How can I add value with a blog post on where to buy tiles in Lisbon?
I chose to focus on the businesses, their background, what kind of tiles they sell and, lastly, their location. All three shops are easy to reach, close to Metro stations and/or touristic areas. Basically, I’m not sending you halfway across town just to find local businesses selling authentic tiles. I want to show you that in a sea of tourist traps it’s possible to find local character.
Fábrica de Sant'anna (Chiado)
Remember how I previously said I wasn’t that much of a tiles fan? Well, case in point, I walked by the Sant’Anna store dozens of times and never felt like going inside. And then for the sake of this blog post I did. And I was terrified I’d trip and break something because that’s how full and fragile the shop felt to me (and I’m the notorious tripper, so…).
There is *a lot* to take in once you walk through that door. You’ll be surrounded, top to bottom, by blue-and-white tiles and ceramic pieces. Precisely the ones you expect to find in a typical decorative tile store.
I hate to be the bearer of bad news, but this shop will soon change address too. They’re moving to the back of the building because (what else?) the whole block will become a hotel (or something like that; it was sold). I don’t want to dwell on this, but Sant’Anna is a 120-year-old shop. The oldest tile store in Lisbon.
But let’s focus on tiles for now. Despite the weathered look of the azulejos on sale here, they’re not antique. They are handpainted, though. That classic feel, let’s call it that, comes from the fact they still use the same manufacturing processes since 1741.
You’ll hardly buy two tiles that look exactly the same here. That’s the quirkiness of buying artisanal tiles. Drop by their factory for a guided tour to see the whole process.
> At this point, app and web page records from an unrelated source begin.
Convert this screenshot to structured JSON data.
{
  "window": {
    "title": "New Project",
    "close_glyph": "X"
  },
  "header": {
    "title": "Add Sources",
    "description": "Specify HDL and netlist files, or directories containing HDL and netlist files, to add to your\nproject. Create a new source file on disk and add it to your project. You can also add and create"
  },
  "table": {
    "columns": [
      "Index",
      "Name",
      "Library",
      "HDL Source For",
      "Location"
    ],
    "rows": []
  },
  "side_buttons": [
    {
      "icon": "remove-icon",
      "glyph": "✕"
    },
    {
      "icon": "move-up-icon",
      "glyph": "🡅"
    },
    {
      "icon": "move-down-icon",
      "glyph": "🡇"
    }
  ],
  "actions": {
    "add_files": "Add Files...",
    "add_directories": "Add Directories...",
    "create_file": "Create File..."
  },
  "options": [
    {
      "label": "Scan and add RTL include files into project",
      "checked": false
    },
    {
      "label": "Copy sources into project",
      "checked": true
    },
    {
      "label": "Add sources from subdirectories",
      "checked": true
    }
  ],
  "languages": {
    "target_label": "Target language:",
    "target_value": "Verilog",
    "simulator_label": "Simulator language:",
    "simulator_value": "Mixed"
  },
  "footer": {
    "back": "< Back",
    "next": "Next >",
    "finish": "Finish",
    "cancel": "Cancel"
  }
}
Cortiço e Netos (Intendente)
To be as clear as the shop owners are: Cortiço e Netos sells industrial tiles, from the 1960s to the 1990s exclusively. No point in walking in looking for some 17th-century handmade gem or replica.
Now, I’ve been following these guys for a while, including their eviction story (quite common these days in Lisbon) which led them to a change of address. But, you know, that’s water under the bridge.
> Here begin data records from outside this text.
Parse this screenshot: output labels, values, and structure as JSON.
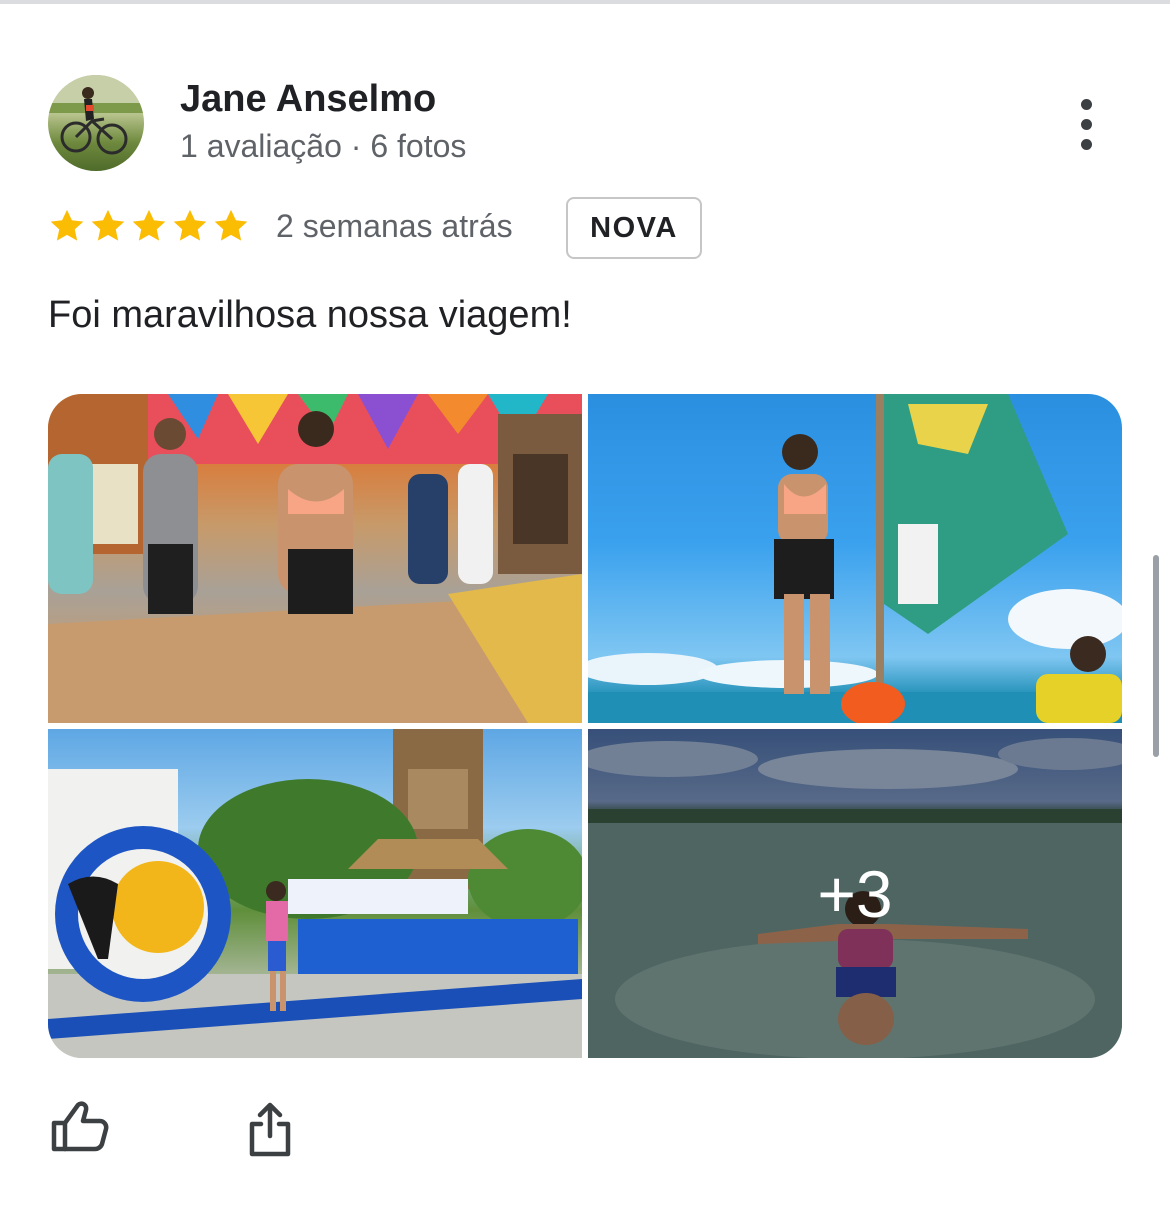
{
  "review": {
    "author": {
      "name": "Jane Anselmo",
      "meta": "1 avaliação · 6 fotos"
    },
    "rating": {
      "stars": 5,
      "max": 5,
      "color": "#fbbc04"
    },
    "time": "2 semanas atrás",
    "badge": "NOVA",
    "text": "Foi maravilhosa nossa viagem!",
    "photos": {
      "more_count_label": "+3"
    },
    "actions": {
      "like_icon": "thumbs-up-icon",
      "share_icon": "share-icon"
    }
  }
}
Lately, I’ve been spending a lot of time around the Intendente/Anjos area, outside of the gentrified zone. This is the part of the neighborhood where you still find grocery shops, small cafes, and hardware stores. And that’s precisely the vibe I got when I got inside number 37D of Rua Maria Andrade – walking in a hardware store looking for a specific tile I would need to mend my grandmother’s kitchen wall.
The story of this shop goes back to when Joaquim Cortiço started a business of buying discontinued industrial tiles and selling them. This resonates with me because one of the lessons I learned from my father was to buy an extra box of tiles when I was renovating my apartment. You know, in case later in life I had to replace a chipped tile in the bathroom?
Cortiço passed away in 2013, but the store is now run by his four grandsons (hence the netos on the company name).
A word of advice: if you’re not looking for something specific, come with a will and patience to browse. There’s a lot of color and a lot of patterns, but the shop is bright and airy so you have room to breathe.
XVIII - Azulejo & Faiança (Alfama)
I noticed this store while taking a paid tram tour and I remember thinking “wow a tile shop in Alfama that’s not a tourist trap!” An employee inside wearing a white labcoat was painting a tile panel by hand, which reassured me that this was, indeed, not the typical souvenir shop you’d find across the street from one of the most famous viewpoints in Lisbon.
Later, when I visited, I confirmed it: this is a tile shop in Alfama; not a souvenir shop nor a tourist trap. XVIII – Azulejo & Faiança is dedicated to selling artisanal tile, produced using the same techniques of the 18th century (hence the name).
Come here if you want something new with an antique look. Buying here instead of buying an antique tile at Feira da Ladra means you’re not contributing to the demand/supply cycle that leads to stolen pieces and you’ll be valuing the work and skill of the artisans working at the store. Plus, you can see the artisans working at the store in case you’re curious how it all happens.